Cal Poly students who consistently drink are largely doing it off-campus at private homes or apartments. More than half of them are underage, and many of them admit to binge drinking.
A survey in the fall of Cal Poly students also shows that the number of students binge drinking in a two-week period — which translates into five or more drinks for males and four or more drinks for females at one time — is about 39 percent.
Although the number of students who admit to binge drinking has fluctuated by 10 percentage points in the past six years, it has never dropped below 39 percent. It appears to have essentially remained the same, despite efforts by the university.
“When looking at this data, we would have hoped for a bigger drop in binge drinking” given all the programs that the university has long had in place, said Marty Bragg, director of health and counseling services at Cal Poly.
Since 2004, the number of students who admitted to binge drinking in the two weeks before being surveyed went from 39 percent to nearly 50 percent in 2005, and then dropped in slow increments back to 39 percent in 2010.
University officials are optimistic that relatively recent ordinances adopted by the city of San Luis Obispo and more focused efforts by Cal Poly will help reduce students drinking excessively.
The 2010-11 survey is part of a larger study funded by the National Institute of Alcohol Abuse and Alcoholism to identify effective tools in preventing heavy drinking by college students. Each fall semester, the online survey is given to about 1,000 undergraduates.
Cal Poly is one of 14 campuses in the University of California and CSU systems participating in the Safer California Universities study by the Prevention Research Center in Berkeley.
The survey was initiated at campuses in 2003. In 2005-06, specific prevention methods and interventions were introduced at half of the campuses. Researchers then compared the results there to those colleges without the interventions and found that the interventions decreased the number of students drinking to the point of intoxication at off-campus parties — the predominant problem at most colleges — by 9 percent.
Cal Poly was one of the seven college campuses that did not initially receive the interventions, which included nuisance party enforcement, minor decoy operations, social host ordinances and DUI checkpoints.
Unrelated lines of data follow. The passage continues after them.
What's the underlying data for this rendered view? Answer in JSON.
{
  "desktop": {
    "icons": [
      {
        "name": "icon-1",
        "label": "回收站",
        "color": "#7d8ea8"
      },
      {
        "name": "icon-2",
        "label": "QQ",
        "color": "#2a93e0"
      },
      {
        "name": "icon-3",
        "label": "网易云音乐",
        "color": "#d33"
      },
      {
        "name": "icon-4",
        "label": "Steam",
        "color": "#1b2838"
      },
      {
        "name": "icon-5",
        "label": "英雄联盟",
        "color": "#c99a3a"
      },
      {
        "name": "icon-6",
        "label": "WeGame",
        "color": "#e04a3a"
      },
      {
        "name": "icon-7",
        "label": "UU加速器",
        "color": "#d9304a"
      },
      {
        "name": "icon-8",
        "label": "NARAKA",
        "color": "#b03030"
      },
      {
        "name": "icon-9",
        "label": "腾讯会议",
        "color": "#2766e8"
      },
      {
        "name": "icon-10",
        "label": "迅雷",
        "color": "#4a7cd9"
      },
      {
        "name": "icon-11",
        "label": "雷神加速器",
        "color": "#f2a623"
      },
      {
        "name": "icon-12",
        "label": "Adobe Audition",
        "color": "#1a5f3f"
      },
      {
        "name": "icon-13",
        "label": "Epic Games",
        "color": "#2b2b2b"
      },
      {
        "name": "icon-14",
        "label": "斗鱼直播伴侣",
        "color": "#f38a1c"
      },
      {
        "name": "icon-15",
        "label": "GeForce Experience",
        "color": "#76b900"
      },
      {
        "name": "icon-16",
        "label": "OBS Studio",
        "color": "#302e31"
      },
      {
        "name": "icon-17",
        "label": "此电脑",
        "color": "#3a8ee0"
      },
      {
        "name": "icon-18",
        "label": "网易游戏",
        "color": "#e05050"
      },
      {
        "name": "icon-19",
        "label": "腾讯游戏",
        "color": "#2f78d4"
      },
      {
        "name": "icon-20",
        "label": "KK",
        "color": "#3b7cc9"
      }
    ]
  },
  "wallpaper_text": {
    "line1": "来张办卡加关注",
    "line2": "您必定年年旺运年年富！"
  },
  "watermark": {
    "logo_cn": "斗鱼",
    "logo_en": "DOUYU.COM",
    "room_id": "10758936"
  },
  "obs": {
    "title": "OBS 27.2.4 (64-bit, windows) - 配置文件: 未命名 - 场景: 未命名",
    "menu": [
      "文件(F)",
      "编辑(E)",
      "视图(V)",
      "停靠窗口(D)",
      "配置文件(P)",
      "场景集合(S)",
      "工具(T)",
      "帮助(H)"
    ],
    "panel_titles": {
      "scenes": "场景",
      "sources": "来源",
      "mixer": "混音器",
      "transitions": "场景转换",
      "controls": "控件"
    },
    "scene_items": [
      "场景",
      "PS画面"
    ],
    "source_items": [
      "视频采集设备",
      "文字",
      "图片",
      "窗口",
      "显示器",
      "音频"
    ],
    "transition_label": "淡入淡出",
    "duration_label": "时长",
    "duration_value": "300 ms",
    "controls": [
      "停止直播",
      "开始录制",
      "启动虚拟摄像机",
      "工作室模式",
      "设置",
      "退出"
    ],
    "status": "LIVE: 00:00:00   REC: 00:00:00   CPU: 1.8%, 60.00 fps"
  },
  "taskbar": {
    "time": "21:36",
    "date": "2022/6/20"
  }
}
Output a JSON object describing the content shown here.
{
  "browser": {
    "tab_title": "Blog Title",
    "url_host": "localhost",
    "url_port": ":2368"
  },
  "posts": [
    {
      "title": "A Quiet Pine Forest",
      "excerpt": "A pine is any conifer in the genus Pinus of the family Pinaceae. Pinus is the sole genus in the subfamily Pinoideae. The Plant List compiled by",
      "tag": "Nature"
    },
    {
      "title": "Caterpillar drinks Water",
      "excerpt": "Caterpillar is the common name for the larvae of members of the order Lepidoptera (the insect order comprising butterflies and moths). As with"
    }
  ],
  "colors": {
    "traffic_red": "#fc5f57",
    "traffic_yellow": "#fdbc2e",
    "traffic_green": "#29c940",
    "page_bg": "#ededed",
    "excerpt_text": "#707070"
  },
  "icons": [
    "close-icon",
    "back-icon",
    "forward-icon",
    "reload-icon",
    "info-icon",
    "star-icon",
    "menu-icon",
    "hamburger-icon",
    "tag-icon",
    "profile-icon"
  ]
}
Locally, an array of laws passed by the San Luis Obispo City Council since 2009 at the urging of Police Chief Deborah Linden mimic those interventions by seeking to curb partying, noise and underage drinking.
The laws include steep fines for people who host parties where minors drink; double fines for violations such as nudity, public urination and possession of open containers of alcohol in public places on known party holidays; and fines to hosts of parties of 20 or more people that create a substantial disturbance.
Overall, “the findings we have give us optimism that intervention will be effective,” said Rick McGaffigan, program director of the Prevention Research Center. “We assume that colleges doing the same preventions that have worked at other campuses will have the same results.”
At Cal Poly, Bragg said the survey information is used by administrators to help track prevention techniques and determine where funding should be spent.
“The target for all of our messaging is not abstinence — it is binge drinking,” he said. “Instead of trying to come up with clever posters or motivational speakers, we are trying to address high-risk drinking and its outcomes.”
Studies have linked excessive drinking by college students to death, injuries, assaults and sexual assaults — making binge drinking a top concern at colleges nationwide.
“Alcohol is the bane of university communities across the nation,” Bragg said. “That said, we also know that drinking is normative behavior with students coming to college expecting that a large part of their experience will be drinking and socializing.”
Bragg said partnering between the city and the college is an essential component.
Efforts now include partnering with the San Luis Obispo Police Department and the CHP to do several DUI checkpoints, including some on campus, and party patrols. Minor decoy programs are also in place.
The university also put increased effort into educating students about the various laws focused on excessive partying and noise — such as placing 5,000 door hangers in surrounding neighborhoods notifying students of the laws and placing ads in the school newspaper.
“What we do know from campuses is that the more visibility they had and the more enforcement they promoted — the more dosage if you will — the higher the effect,” McGaffigan said. “More is better.”
The data from the survey, Bragg said, has driven the university to better focus its prevention efforts.
“It is my belief that this kind of community effort is really critical because you can’t educate kids out of alcohol abuse — it is just too much a part of their conceptualization of what college life is about.”
39.2% of Cal Poly students had reported binge drinking (4 to 5 drinks in one sitting) in the past two weeks.
71.7% consumed alcohol in the past 30 days.
58% of those who consumed alcohol in the past 30 days were underage.